- _INPUT DATA_:
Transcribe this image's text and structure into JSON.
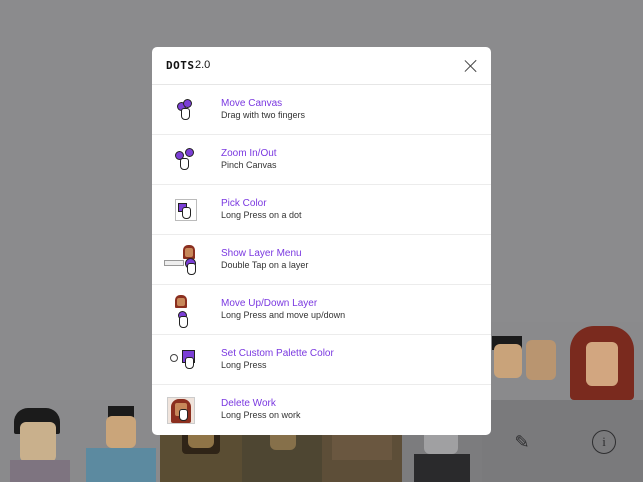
{
  "app": {
    "logo": "DOTS",
    "version": "2.0"
  },
  "help_items": [
    {
      "title": "Move Canvas",
      "subtitle": "Drag with two fingers",
      "icon": "two-finger-drag-icon"
    },
    {
      "title": "Zoom In/Out",
      "subtitle": "Pinch Canvas",
      "icon": "pinch-icon"
    },
    {
      "title": "Pick Color",
      "subtitle": "Long Press on a dot",
      "icon": "pick-color-icon"
    },
    {
      "title": "Show Layer Menu",
      "subtitle": "Double Tap on a layer",
      "icon": "layer-menu-icon"
    },
    {
      "title": "Move Up/Down Layer",
      "subtitle": "Long Press and move up/down",
      "icon": "move-layer-icon"
    },
    {
      "title": "Set Custom Palette Color",
      "subtitle": "Long Press",
      "icon": "palette-color-icon"
    },
    {
      "title": "Delete Work",
      "subtitle": "Long Press on work",
      "icon": "delete-work-icon"
    }
  ],
  "toolbar": {
    "edit_icon": "edit-icon",
    "info_icon": "info-icon",
    "info_glyph": "i"
  },
  "colors": {
    "accent": "#7a38e0",
    "overlay": "#8b8b8d"
  }
}
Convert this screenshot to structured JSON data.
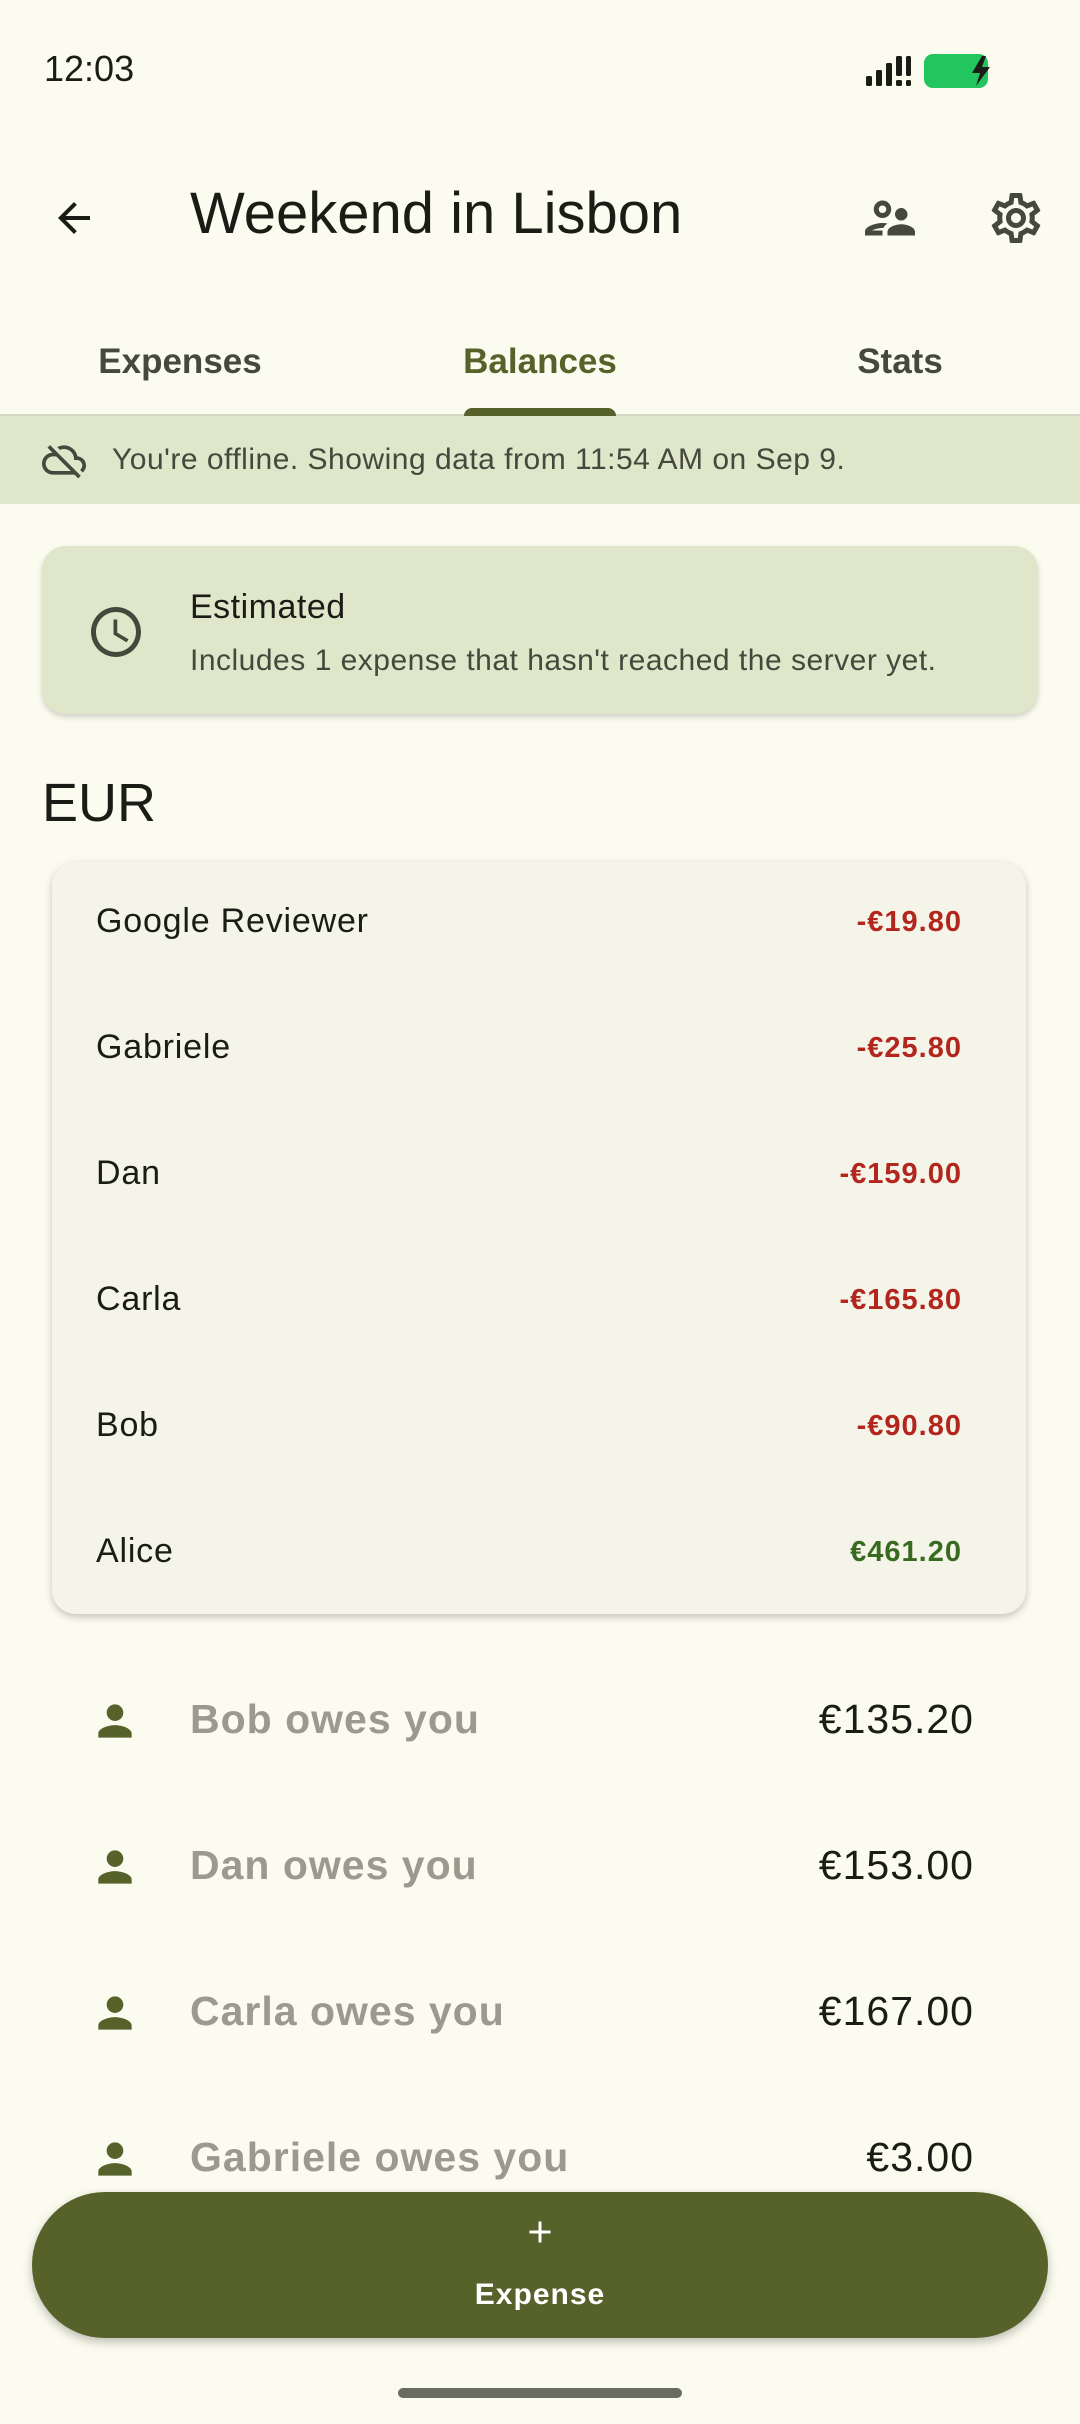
{
  "status_bar": {
    "time": "12:03"
  },
  "app_bar": {
    "title": "Weekend in Lisbon"
  },
  "tabs": [
    {
      "label": "Expenses"
    },
    {
      "label": "Balances"
    },
    {
      "label": "Stats"
    }
  ],
  "active_tab": "Balances",
  "offline_banner": {
    "text": "You're offline. Showing data from 11:54 AM on Sep 9."
  },
  "estimated_card": {
    "title": "Estimated",
    "subtitle": "Includes 1 expense that hasn't reached the server yet."
  },
  "currency": "EUR",
  "balances": [
    {
      "name": "Google Reviewer",
      "amount": "-€19.80",
      "sign": "negative"
    },
    {
      "name": "Gabriele",
      "amount": "-€25.80",
      "sign": "negative"
    },
    {
      "name": "Dan",
      "amount": "-€159.00",
      "sign": "negative"
    },
    {
      "name": "Carla",
      "amount": "-€165.80",
      "sign": "negative"
    },
    {
      "name": "Bob",
      "amount": "-€90.80",
      "sign": "negative"
    },
    {
      "name": "Alice",
      "amount": "€461.20",
      "sign": "positive"
    }
  ],
  "debts": [
    {
      "label": "Bob owes you",
      "amount": "€135.20"
    },
    {
      "label": "Dan owes you",
      "amount": "€153.00"
    },
    {
      "label": "Carla owes you",
      "amount": "€167.00"
    },
    {
      "label": "Gabriele owes you",
      "amount": "€3.00"
    }
  ],
  "fab": {
    "label": "Expense"
  },
  "colors": {
    "background": "#fbfbef",
    "primary": "#56622a",
    "negative": "#b3261e",
    "positive": "#386a20",
    "banner": "#dfe6c9"
  },
  "icons": {
    "back": "arrow-back-icon",
    "members": "people-icon",
    "settings": "gear-icon",
    "offline": "cloud-off-icon",
    "estimated": "clock-icon",
    "person": "person-icon",
    "add": "plus-icon"
  }
}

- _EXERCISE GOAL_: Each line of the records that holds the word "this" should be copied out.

- _ANSWER FOR THE TASK_:
Transcribe this image's text and structure into JSON.
Convert this screenshot to structured JSON data.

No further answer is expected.